I think that the answer lies in the "educational culture" of physicists. Physicists are often used -well at least at the undergraduate level- to learn and perform complicated computations with abstract objects, without caring much about the structure and the abstract properties of the ambient spaces containing these abstract objects.
The definition of tensors as "generalized" vectors or matrices, with covariant and contravariant components, is one of such examples: Starting from such a definition, enables one to quickly learn how to perform computations with tensors, without demanding a deep understanding of the abstract definition of tensor products let alone dual spaces, manifolds, tangent and cotangent spaces or bundles etc. In this way, an undergraduate physicist quickly becomes able to perform computations in a wide range of topics (from classical mechanics to special and general relativity and from continuoum mechanics to electromagnetism and even field theories) while in most cases (s)he misses a deeper understanding of where all these objects "live".
Furthermore, this "educational culture" seems to be supported by the fact that the definition of tensors via their transformation properties usually arises -in physics texts- through phenomenological or semi-phenomenological considerations: For example studying vectors vs gradients or more generally from the study and generalization of the transformatiom properties of basis vectors vs the transformation properties of the coordinates of a vector expressed with respect to this basis. This is actually the way physicists are usually introduced to
understand cobases in a constructive way
(to borrow the terminology of the OP). A very clear and instructive exposition along these lines, emphasizing the phenomenological origin of this approach, can be found in chapters 2 and 3, of the classic text of B. Schutz, A first course in general relativity.
Edit: Maybe it would be important at this point, to note that the description of the transformation rules of displacement, velocity and acceleration vectors, under coordinate changes, are among the most fundamental and delicate problems of mechanics, if one is to build coherent definitions of these notions, to survive experiments ranging from subatomic to astronomical. They are pervading physical theories from the Galilean perception and Newtonian mechanics to relativity theory and continuoum mechanics and from Maxwell's electromagnetism to modern quantum field theories.
There are profound reasons for this: In physics, a system of coordinates (or a system of reference) is actually an observer. The study of the transformation rules of physical quantities, under coordinate or base changes, is not simply a theoretical exercise. It is actually a necessary step in the development of any physical theory, in the sense that it enables the seamless communication between different observers, that is between different experiments, which is crucial in accepting or rejecting any physical theory.
(On the other hand it should not be ignored that in the research level, modern theoretical physics strives for global and coordinate free descriptions. In my understanding this reflects the desire to pass from phenomenological descriptions to more fundamental theories).

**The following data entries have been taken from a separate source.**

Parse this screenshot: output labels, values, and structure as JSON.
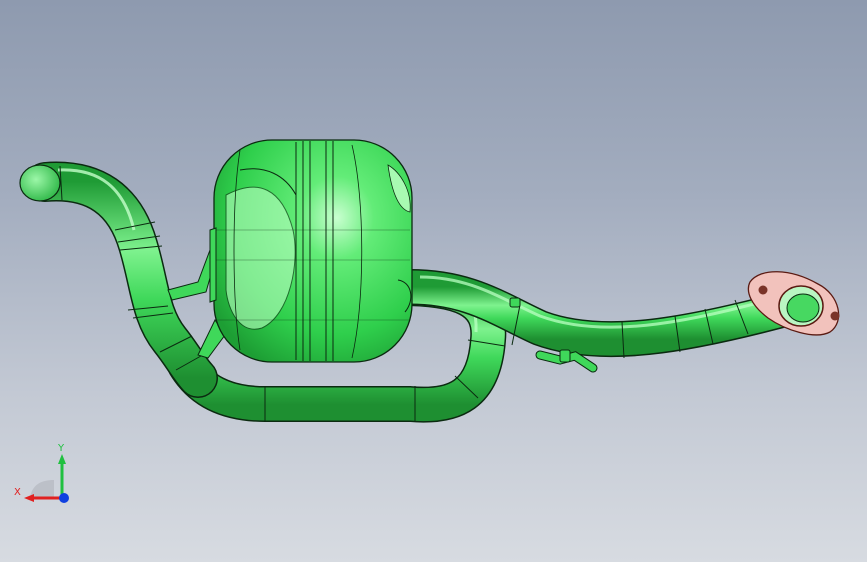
{
  "viewport": {
    "model_color": "#3fd85a",
    "edge_color": "#0b2a10",
    "flange_color": "#f2c2bc"
  },
  "triad": {
    "x_label": "X",
    "y_label": "Y",
    "x_color": "#e02020",
    "y_color": "#20c040",
    "z_color": "#1040e0"
  }
}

P.S.: I am not sure i really agree with the use of the term "standard definition" in the OP. My first degree was on physics. I then joined the grad school on pure mathematics. I had a good "working understanding" of contravariant and covariant components, contractions, metric tensors, upper and lower indices etc. and i was quite comfortable in performing calculations with such objects. I still remember my astonishment when i first understood the abstract definition of the tensor product and its universal property, and notions such as dual spaces etc. I was striving -for weeks- to make the connections between the two definitions. When i finally managed to put things in some order in my head and to link what i already knew with what i learned in the grad school, i really felt something very important had happened to me: I felt i finally got to understand the ... "standard definition" ;)
(At the beginning of the grad school, i was desperately asking for help from my fellow students (most of them were coming from the undergrad math school) with the algebraic definition of the tensor product and the related notions (quotient spaces, universal properties etc). I still remember, and they probably also do, their surprise when they realized how easy were actual computations for me and when they started asking for my help with raising and lowering indices ... )

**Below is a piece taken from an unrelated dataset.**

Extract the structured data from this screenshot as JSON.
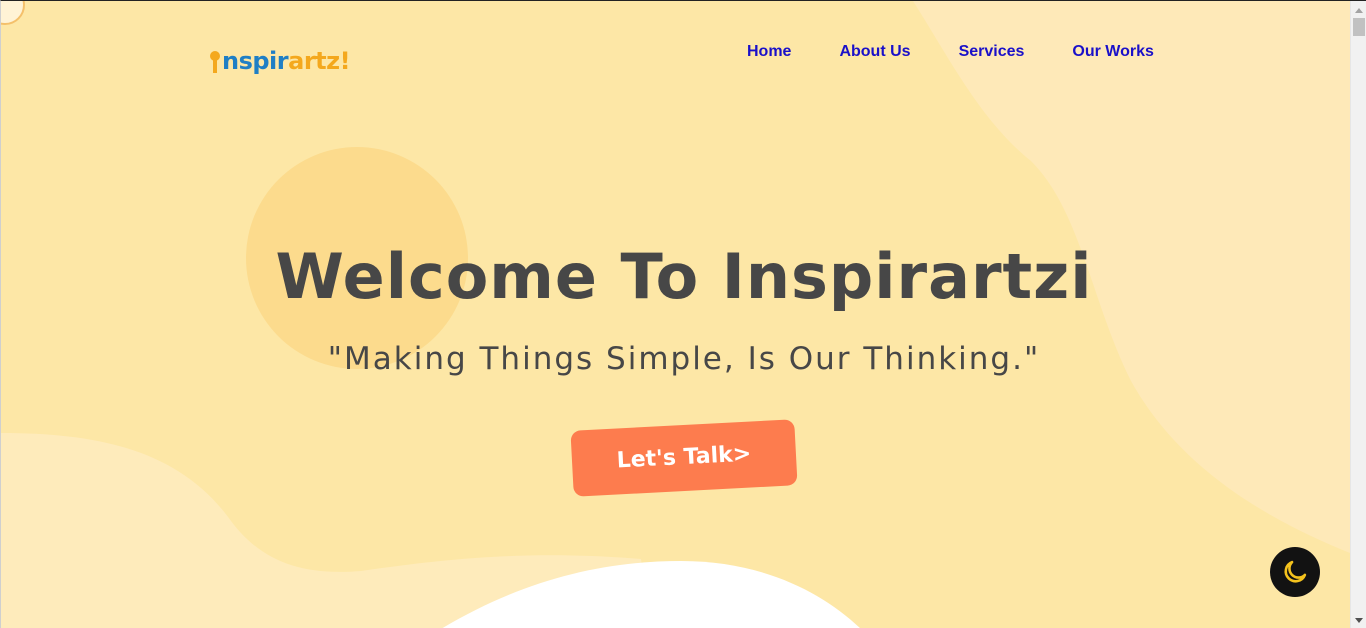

To conclude with a note on terminology: having read carefully through the various comments to the OP and to this post, i think that it might be sensible to speak of the present definition as the "phenomenological definition of a tensor", rather than the "standard definition", or the "physicist's definition" or the "pre-1930's mathematician's definition" or the "indices definition", just to collect a few of the terms that have been of use.